Richard Armitage is perfect casting in the role of Thorin Oakenshield, the young prince who has had his kingdom stolen from him and the leader of the Dwarf company. Although he is meant to be smaller in nature than humans, Armitage invests a power and size in the role of Thorin which commands respect. He also invests the character with an arrogance and single minded nature which serves as a counterpoint to the character of Aragorn in the “Rings” trilogy. Whereas Aragorn is portrayed as a man who is reluctant, bordering on running away, from his responsibilities of kingship yet serves as a quiet effective leader, Thorin is shown to be a gruff, stubborn and arrogant character who sees his reclaiming of Erebor from Smaug as a matter of “divine right”.
Last, but certainly by no means least, there is Martin Freeman taking on the role of the younger Bilbo. I have enjoyed Martin’s performance as John Watson in “Sherlock” and he invests the same “everyman” characteristics to the role of Bilbo. Initial reluctance to take part in the dwarves undertaking gives way to an eagerness to take part in the adventure but it is an eagerness with doubt as to whether he is worthy to be part of the Company.

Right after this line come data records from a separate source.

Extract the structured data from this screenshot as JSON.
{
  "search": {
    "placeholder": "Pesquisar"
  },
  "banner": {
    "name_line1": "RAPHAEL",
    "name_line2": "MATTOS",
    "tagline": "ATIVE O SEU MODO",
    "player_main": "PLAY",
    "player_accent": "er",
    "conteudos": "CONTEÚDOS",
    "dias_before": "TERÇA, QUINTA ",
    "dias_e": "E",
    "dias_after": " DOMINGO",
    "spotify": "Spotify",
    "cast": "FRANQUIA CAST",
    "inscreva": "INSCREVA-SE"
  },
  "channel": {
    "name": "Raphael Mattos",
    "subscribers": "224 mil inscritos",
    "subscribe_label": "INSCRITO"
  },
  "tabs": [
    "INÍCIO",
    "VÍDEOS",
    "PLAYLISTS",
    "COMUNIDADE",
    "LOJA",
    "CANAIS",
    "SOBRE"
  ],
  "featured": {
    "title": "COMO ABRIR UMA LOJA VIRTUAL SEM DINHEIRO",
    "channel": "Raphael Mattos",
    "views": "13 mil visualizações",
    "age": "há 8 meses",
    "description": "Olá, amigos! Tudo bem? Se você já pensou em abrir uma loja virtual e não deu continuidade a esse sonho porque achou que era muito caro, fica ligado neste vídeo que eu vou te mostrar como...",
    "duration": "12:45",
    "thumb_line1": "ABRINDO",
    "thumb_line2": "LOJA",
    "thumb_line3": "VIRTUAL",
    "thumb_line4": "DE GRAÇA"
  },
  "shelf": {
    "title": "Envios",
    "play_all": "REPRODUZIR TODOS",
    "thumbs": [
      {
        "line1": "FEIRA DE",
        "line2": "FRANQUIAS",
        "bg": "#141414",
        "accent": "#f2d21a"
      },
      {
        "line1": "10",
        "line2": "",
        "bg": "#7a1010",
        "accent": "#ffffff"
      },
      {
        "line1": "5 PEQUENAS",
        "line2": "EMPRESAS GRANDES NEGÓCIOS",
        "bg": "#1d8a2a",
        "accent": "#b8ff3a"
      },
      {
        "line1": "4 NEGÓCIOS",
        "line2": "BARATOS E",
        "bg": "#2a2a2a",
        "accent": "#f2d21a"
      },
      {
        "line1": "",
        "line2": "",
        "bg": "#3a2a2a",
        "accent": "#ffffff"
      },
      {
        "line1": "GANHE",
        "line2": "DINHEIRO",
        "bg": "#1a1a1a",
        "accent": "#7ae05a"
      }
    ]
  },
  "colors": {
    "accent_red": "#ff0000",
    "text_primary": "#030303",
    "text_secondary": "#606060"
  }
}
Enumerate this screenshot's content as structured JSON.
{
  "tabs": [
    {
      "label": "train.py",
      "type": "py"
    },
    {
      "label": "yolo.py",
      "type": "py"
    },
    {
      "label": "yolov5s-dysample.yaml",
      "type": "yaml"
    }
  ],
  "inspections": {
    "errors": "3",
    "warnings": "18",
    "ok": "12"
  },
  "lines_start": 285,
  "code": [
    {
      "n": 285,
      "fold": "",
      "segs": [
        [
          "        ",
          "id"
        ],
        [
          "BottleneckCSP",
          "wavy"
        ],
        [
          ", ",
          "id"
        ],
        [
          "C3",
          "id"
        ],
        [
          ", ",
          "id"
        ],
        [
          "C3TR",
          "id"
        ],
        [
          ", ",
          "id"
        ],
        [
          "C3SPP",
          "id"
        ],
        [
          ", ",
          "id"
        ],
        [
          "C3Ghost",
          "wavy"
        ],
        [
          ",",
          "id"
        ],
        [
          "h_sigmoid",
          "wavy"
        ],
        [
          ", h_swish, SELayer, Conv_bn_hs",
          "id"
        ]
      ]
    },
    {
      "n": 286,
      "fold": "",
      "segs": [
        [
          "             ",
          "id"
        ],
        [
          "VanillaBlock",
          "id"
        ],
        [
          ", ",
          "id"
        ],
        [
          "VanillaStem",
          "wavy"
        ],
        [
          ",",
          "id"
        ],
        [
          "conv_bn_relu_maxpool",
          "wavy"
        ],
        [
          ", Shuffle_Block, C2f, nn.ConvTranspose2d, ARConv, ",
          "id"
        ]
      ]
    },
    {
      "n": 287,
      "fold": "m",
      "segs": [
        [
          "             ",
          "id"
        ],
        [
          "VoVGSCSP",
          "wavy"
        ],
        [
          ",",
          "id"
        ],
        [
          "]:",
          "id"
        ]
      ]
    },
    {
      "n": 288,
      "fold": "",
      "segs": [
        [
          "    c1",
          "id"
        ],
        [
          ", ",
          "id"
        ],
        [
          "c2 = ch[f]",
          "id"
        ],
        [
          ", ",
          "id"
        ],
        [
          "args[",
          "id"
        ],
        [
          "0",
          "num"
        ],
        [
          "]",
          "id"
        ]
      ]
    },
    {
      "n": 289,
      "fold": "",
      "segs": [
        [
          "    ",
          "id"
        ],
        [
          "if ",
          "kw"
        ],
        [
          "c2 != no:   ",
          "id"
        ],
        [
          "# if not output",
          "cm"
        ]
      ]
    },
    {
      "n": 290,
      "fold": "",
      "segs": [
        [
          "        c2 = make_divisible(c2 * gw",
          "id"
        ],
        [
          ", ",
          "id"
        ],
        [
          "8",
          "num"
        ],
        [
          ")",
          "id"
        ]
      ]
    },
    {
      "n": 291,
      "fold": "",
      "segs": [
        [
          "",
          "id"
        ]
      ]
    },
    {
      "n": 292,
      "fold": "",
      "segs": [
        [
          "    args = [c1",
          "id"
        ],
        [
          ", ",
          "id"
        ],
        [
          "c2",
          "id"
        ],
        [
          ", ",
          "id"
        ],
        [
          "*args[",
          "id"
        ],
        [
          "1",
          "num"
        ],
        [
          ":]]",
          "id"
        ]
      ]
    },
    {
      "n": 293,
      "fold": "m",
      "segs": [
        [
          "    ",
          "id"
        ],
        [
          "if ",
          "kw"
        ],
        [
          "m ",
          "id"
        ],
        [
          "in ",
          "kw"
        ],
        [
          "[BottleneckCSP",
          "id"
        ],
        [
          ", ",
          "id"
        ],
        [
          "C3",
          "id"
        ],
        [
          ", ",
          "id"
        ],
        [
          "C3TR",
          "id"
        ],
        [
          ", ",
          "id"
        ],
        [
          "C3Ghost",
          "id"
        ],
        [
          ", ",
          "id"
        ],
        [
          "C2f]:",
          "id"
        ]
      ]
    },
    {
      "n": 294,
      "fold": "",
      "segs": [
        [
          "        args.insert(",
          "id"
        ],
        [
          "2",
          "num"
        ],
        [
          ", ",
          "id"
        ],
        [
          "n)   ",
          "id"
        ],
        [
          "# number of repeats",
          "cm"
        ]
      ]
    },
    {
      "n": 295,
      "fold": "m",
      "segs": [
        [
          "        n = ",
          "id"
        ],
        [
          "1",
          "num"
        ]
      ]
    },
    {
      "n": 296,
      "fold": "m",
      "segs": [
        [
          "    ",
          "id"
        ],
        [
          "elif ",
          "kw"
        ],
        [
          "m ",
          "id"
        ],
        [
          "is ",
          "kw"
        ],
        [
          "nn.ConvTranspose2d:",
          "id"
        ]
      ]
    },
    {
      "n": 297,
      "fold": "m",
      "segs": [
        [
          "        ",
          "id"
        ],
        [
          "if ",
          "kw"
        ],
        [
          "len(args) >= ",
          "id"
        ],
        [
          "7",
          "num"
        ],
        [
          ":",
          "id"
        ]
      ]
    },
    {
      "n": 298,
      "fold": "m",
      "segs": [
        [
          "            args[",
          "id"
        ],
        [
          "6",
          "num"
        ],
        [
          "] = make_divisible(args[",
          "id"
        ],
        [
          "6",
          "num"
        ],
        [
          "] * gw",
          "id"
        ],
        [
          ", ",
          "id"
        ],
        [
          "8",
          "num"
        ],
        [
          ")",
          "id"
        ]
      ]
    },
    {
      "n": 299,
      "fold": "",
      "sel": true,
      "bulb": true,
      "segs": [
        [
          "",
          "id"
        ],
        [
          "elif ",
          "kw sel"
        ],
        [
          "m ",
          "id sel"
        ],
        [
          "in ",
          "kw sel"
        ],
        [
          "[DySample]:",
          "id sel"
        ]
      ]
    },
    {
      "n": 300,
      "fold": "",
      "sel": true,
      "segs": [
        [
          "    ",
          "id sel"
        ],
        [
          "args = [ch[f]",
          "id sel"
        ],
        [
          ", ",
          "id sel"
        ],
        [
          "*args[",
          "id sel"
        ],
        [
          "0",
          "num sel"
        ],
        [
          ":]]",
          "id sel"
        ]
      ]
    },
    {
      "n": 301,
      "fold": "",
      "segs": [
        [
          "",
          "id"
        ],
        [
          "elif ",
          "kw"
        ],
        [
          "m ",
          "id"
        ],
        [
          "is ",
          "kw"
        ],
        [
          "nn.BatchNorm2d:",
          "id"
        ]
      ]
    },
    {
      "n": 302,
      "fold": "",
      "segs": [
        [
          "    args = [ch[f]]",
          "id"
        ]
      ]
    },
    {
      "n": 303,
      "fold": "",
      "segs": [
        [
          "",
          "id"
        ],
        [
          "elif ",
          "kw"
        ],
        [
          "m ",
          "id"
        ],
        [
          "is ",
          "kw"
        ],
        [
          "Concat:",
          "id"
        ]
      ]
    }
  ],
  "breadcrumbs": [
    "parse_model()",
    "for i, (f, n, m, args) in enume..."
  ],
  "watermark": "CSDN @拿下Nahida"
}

Freeman’s portrayal of Bilbo builds a firm bond with several characters within the Company, notably Gandalf, Balin and, in a particularly touching scene with Bofur as he explains why he is wrong for his role as the Burglar.
But his interactions with Serkis as Gollum are particularly well played as Bilbo seeks to outwit him in the game of riddles and, more significantly, during a particular key moment which is referenced earlier in the film when he receives his sword, Sting, and is also referenced in “Fellowship” in a conversation between Frodo and Gandalf on the nature of mercy.
This is a brilliant film and the ending will have fans of the book and the other “Rings” films eagerly awaiting the second film next year.